export KDEWM=/path/to/xmonad

where "/path/to/xmonad" is the path to the xmonad binary on your system. For example, on Debian systems this is /usr/bin/xmonad. If you compiled xmonad from source, it may be something like /home/$USER/bin/xmonad.

You may also have to use chmod to ensure that set_window_manager.sh is executable.

[edit] 7 Restart your KDE session

Now end your current KDE session and start a new one. Welcome to xmonad with KDE!

[edit] 8 Tips and issues

  • As in Gnome, it is very important not to use the xmonad mod-shift-q key to exit your session. Use the KDE menu or panel applet.

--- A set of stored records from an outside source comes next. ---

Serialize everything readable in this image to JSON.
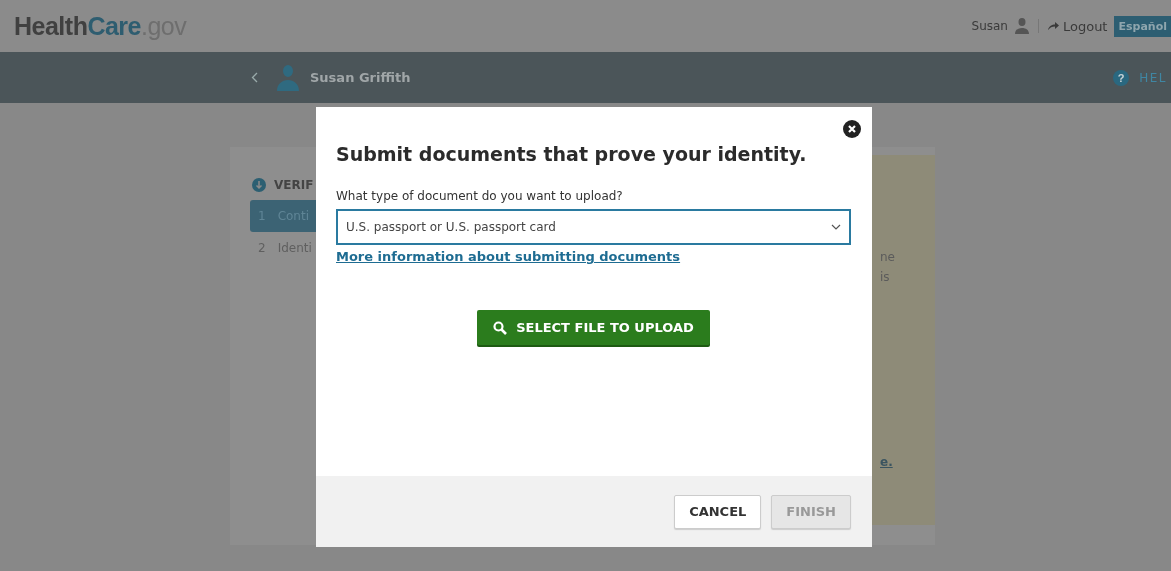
{
  "header": {
    "logo": [
      "Health",
      "Care",
      ".gov"
    ],
    "user": "Susan",
    "logout": "Logout",
    "language": "Español"
  },
  "nav": {
    "person": "Susan Griffith",
    "help_icon": "?",
    "help": "HEL"
  },
  "steps": {
    "heading": "VERIF",
    "items": [
      {
        "number": "1",
        "label": "Conti",
        "selected": true
      },
      {
        "number": "2",
        "label": "Identi",
        "selected": false
      }
    ]
  },
  "side_panel": {
    "lines": [
      "ne",
      "is"
    ],
    "link": "e."
  },
  "dialog": {
    "title": "Submit documents that prove your identity.",
    "question": "What type of document do you want to upload?",
    "document_type": "U.S. passport or U.S. passport card",
    "info_link": "More information about submitting documents",
    "upload_button": "SELECT FILE TO UPLOAD",
    "cancel_button": "CANCEL",
    "finish_button": {
      "label": "FINISH",
      "disabled": true
    }
  }
}
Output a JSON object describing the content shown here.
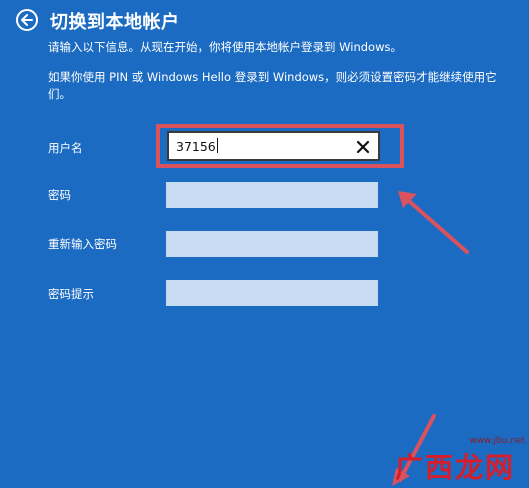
{
  "header": {
    "title": "切换到本地帐户"
  },
  "description": {
    "line1": "请输入以下信息。从现在开始，你将使用本地帐户登录到 Windows。",
    "line2": "如果你使用 PIN 或 Windows Hello 登录到 Windows，则必须设置密码才能继续使用它们。"
  },
  "form": {
    "username_label": "用户名",
    "username_value": "37156",
    "password_label": "密码",
    "reenter_password_label": "重新输入密码",
    "password_hint_label": "密码提示"
  },
  "watermark": {
    "text": "广西龙网",
    "url": "www.jbu.net"
  },
  "colors": {
    "background": "#1b6bc2",
    "field_empty": "#c7dbf1",
    "highlight": "#d9525e",
    "watermark": "#d31f2d"
  },
  "icons": {
    "back": "back-arrow-circle-icon",
    "clear": "close-icon"
  }
}
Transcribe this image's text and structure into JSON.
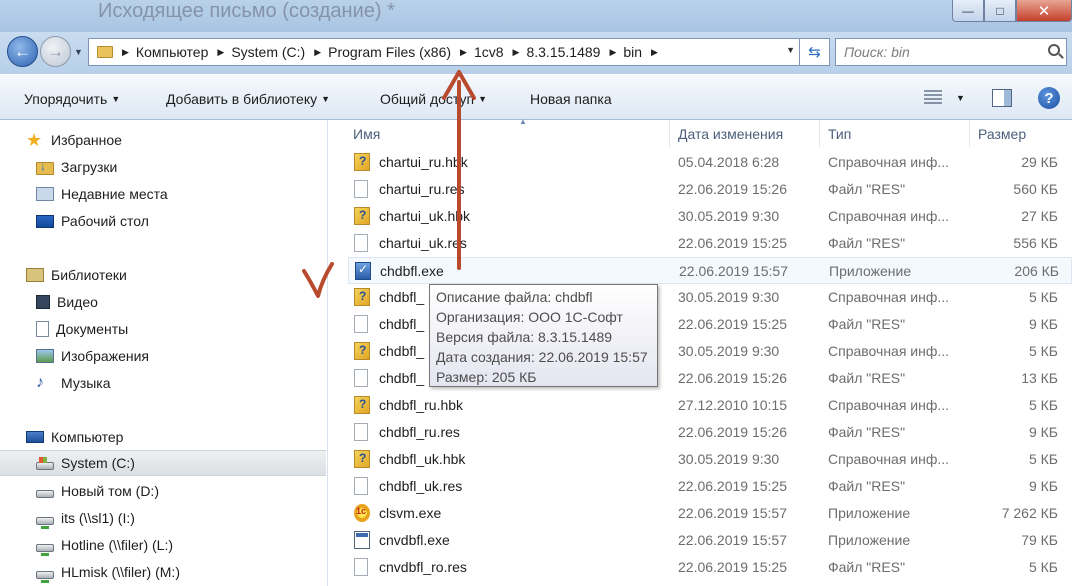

This is dealt with in Config.Kde. It's ok to mod-shift-q to logout when using Config.Kde binding for mod-shift-q.
  • Since KDE4's system tray is built around Plasma, whose widgets normally live on the desktop layer, it can be difficult to customize the Plasma tray's display for Xmonad. If you use a 3rd party system tray such as Trayer while running KDE, and some or all icons are missing or appear to conflict with the Plasma tray, the conflict might be worked around by disabling the kded status notifier manager. systemsettings -> Startup and Shutdown -> Service Manager -> uncheck "Status Notifier Manager". Additionally, such tray applications might not implement all of KDE's system tray functionality.

To do: In the sample configuration, show how to bind mod-shift-Q to the command dcop kdesktop default logout to end the KDE session via a dialog, or to the command dcop ksmserver default logout 0 -1 -1 to end the KDE session directly.